◆ Exercise prompt
Set down each entry exactly as it stands, without altering a single character.

◆ Source material

______

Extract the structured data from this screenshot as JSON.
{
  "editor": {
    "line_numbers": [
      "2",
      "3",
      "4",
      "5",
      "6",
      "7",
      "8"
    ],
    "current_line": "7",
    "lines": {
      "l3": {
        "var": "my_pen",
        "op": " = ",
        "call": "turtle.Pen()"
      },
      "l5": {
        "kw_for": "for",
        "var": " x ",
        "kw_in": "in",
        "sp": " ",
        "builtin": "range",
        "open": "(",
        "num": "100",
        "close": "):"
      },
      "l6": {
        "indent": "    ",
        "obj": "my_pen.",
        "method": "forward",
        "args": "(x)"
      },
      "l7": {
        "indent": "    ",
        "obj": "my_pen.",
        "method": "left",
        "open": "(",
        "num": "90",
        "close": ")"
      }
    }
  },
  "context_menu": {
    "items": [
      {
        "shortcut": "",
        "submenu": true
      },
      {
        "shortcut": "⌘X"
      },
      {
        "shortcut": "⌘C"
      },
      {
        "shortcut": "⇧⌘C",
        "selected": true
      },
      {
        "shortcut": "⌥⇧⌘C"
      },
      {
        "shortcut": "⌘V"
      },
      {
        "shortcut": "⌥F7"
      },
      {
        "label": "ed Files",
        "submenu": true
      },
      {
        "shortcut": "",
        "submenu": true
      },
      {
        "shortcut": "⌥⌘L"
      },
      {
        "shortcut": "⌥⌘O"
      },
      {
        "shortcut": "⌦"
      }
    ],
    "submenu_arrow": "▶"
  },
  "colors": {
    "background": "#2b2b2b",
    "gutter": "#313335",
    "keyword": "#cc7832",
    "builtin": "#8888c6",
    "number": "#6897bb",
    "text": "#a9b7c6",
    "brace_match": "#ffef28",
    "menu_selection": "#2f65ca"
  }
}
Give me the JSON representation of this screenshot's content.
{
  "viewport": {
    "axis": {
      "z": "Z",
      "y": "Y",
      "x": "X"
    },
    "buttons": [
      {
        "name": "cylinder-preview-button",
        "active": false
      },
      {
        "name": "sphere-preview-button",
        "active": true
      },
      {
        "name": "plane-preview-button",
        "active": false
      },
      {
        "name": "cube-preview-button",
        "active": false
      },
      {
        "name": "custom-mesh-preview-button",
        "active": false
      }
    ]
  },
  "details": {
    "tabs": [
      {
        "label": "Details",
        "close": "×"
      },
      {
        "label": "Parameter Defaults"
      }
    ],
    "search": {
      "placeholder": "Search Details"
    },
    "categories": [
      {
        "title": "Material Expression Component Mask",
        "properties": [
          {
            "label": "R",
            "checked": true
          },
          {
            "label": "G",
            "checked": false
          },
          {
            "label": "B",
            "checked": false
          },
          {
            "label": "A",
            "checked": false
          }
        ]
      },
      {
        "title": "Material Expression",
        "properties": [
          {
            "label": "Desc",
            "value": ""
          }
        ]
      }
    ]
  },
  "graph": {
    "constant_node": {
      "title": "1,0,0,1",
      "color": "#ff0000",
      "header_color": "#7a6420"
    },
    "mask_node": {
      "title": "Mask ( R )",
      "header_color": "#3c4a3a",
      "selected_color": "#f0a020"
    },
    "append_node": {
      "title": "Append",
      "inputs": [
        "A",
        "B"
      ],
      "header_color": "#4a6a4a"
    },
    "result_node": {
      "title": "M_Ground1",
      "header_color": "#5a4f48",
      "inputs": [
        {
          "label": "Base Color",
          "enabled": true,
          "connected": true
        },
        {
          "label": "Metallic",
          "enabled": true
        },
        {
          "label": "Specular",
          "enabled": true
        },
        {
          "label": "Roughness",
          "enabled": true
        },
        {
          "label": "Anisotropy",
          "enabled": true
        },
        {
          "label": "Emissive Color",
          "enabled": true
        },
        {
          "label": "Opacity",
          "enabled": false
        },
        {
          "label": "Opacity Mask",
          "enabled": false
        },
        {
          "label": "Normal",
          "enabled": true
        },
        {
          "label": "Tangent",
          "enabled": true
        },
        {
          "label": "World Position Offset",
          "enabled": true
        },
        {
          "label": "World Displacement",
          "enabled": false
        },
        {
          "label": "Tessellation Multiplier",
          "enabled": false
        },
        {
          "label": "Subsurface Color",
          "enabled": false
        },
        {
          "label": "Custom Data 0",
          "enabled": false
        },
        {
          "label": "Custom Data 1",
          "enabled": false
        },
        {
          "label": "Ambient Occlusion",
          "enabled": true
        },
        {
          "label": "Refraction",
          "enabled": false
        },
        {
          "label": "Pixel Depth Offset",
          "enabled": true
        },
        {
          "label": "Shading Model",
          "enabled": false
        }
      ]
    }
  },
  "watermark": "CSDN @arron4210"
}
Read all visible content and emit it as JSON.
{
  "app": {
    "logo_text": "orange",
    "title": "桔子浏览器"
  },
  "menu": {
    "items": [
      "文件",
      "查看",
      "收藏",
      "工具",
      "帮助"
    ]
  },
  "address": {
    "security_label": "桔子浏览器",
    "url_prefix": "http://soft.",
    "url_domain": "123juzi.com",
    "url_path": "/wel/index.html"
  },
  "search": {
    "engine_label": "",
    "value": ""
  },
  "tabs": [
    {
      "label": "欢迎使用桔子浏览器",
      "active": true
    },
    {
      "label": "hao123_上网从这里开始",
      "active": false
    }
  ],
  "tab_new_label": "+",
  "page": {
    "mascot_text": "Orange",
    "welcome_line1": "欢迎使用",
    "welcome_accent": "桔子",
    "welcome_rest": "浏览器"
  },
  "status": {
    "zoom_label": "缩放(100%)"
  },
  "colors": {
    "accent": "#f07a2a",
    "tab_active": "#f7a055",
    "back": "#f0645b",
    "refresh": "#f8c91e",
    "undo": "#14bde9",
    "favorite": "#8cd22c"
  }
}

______

◆ Final answer
Extract the structured data from this screenshot as JSON.
{
  "editor": {
    "line_numbers": [
      "2",
      "3",
      "4",
      "5",
      "6",
      "7",
      "8"
    ],
    "current_line": "7",
    "lines": {
      "l3": {
        "var": "my_pen",
        "op": " = ",
        "call": "turtle.Pen()"
      },
      "l5": {
        "kw_for": "for",
        "var": " x ",
        "kw_in": "in",
        "sp": " ",
        "builtin": "range",
        "open": "(",
        "num": "100",
        "close": "):"
      },
      "l6": {
        "indent": "    ",
        "obj": "my_pen.",
        "method": "forward",
        "args": "(x)"
      },
      "l7": {
        "indent": "    ",
        "obj": "my_pen.",
        "method": "left",
        "open": "(",
        "num": "90",
        "close": ")"
      }
    }
  },
  "context_menu": {
    "items": [
      {
        "shortcut": "",
        "submenu": true
      },
      {
        "shortcut": "⌘X"
      },
      {
        "shortcut": "⌘C"
      },
      {
        "shortcut": "⇧⌘C",
        "selected": true
      },
      {
        "shortcut": "⌥⇧⌘C"
      },
      {
        "shortcut": "⌘V"
      },
      {
        "shortcut": "⌥F7"
      },
      {
        "label": "ed Files",
        "submenu": true
      },
      {
        "shortcut": "",
        "submenu": true
      },
      {
        "shortcut": "⌥⌘L"
      },
      {
        "shortcut": "⌥⌘O"
      },
      {
        "shortcut": "⌦"
      }
    ],
    "submenu_arrow": "▶"
  },
  "colors": {
    "background": "#2b2b2b",
    "gutter": "#313335",
    "keyword": "#cc7832",
    "builtin": "#8888c6",
    "number": "#6897bb",
    "text": "#a9b7c6",
    "brace_match": "#ffef28",
    "menu_selection": "#2f65ca"
  }
}
Give me the JSON representation of this screenshot's content.
{
  "viewport": {
    "axis": {
      "z": "Z",
      "y": "Y",
      "x": "X"
    },
    "buttons": [
      {
        "name": "cylinder-preview-button",
        "active": false
      },
      {
        "name": "sphere-preview-button",
        "active": true
      },
      {
        "name": "plane-preview-button",
        "active": false
      },
      {
        "name": "cube-preview-button",
        "active": false
      },
      {
        "name": "custom-mesh-preview-button",
        "active": false
      }
    ]
  },
  "details": {
    "tabs": [
      {
        "label": "Details",
        "close": "×"
      },
      {
        "label": "Parameter Defaults"
      }
    ],
    "search": {
      "placeholder": "Search Details"
    },
    "categories": [
      {
        "title": "Material Expression Component Mask",
        "properties": [
          {
            "label": "R",
            "checked": true
          },
          {
            "label": "G",
            "checked": false
          },
          {
            "label": "B",
            "checked": false
          },
          {
            "label": "A",
            "checked": false
          }
        ]
      },
      {
        "title": "Material Expression",
        "properties": [
          {
            "label": "Desc",
            "value": ""
          }
        ]
      }
    ]
  },
  "graph": {
    "constant_node": {
      "title": "1,0,0,1",
      "color": "#ff0000",
      "header_color": "#7a6420"
    },
    "mask_node": {
      "title": "Mask ( R )",
      "header_color": "#3c4a3a",
      "selected_color": "#f0a020"
    },
    "append_node": {
      "title": "Append",
      "inputs": [
        "A",
        "B"
      ],
      "header_color": "#4a6a4a"
    },
    "result_node": {
      "title": "M_Ground1",
      "header_color": "#5a4f48",
      "inputs": [
        {
          "label": "Base Color",
          "enabled": true,
          "connected": true
        },
        {
          "label": "Metallic",
          "enabled": true
        },
        {
          "label": "Specular",
          "enabled": true
        },
        {
          "label": "Roughness",
          "enabled": true
        },
        {
          "label": "Anisotropy",
          "enabled": true
        },
        {
          "label": "Emissive Color",
          "enabled": true
        },
        {
          "label": "Opacity",
          "enabled": false
        },
        {
          "label": "Opacity Mask",
          "enabled": false
        },
        {
          "label": "Normal",
          "enabled": true
        },
        {
          "label": "Tangent",
          "enabled": true
        },
        {
          "label": "World Position Offset",
          "enabled": true
        },
        {
          "label": "World Displacement",
          "enabled": false
        },
        {
          "label": "Tessellation Multiplier",
          "enabled": false
        },
        {
          "label": "Subsurface Color",
          "enabled": false
        },
        {
          "label": "Custom Data 0",
          "enabled": false
        },
        {
          "label": "Custom Data 1",
          "enabled": false
        },
        {
          "label": "Ambient Occlusion",
          "enabled": true
        },
        {
          "label": "Refraction",
          "enabled": false
        },
        {
          "label": "Pixel Depth Offset",
          "enabled": true
        },
        {
          "label": "Shading Model",
          "enabled": false
        }
      ]
    }
  },
  "watermark": "CSDN @arron4210"
}
Read all visible content and emit it as JSON.
{
  "app": {
    "logo_text": "orange",
    "title": "桔子浏览器"
  },
  "menu": {
    "items": [
      "文件",
      "查看",
      "收藏",
      "工具",
      "帮助"
    ]
  },
  "address": {
    "security_label": "桔子浏览器",
    "url_prefix": "http://soft.",
    "url_domain": "123juzi.com",
    "url_path": "/wel/index.html"
  },
  "search": {
    "engine_label": "",
    "value": ""
  },
  "tabs": [
    {
      "label": "欢迎使用桔子浏览器",
      "active": true
    },
    {
      "label": "hao123_上网从这里开始",
      "active": false
    }
  ],
  "tab_new_label": "+",
  "page": {
    "mascot_text": "Orange",
    "welcome_line1": "欢迎使用",
    "welcome_accent": "桔子",
    "welcome_rest": "浏览器"
  },
  "status": {
    "zoom_label": "缩放(100%)"
  },
  "colors": {
    "accent": "#f07a2a",
    "tab_active": "#f7a055",
    "back": "#f0645b",
    "refresh": "#f8c91e",
    "undo": "#14bde9",
    "favorite": "#8cd22c"
  }
}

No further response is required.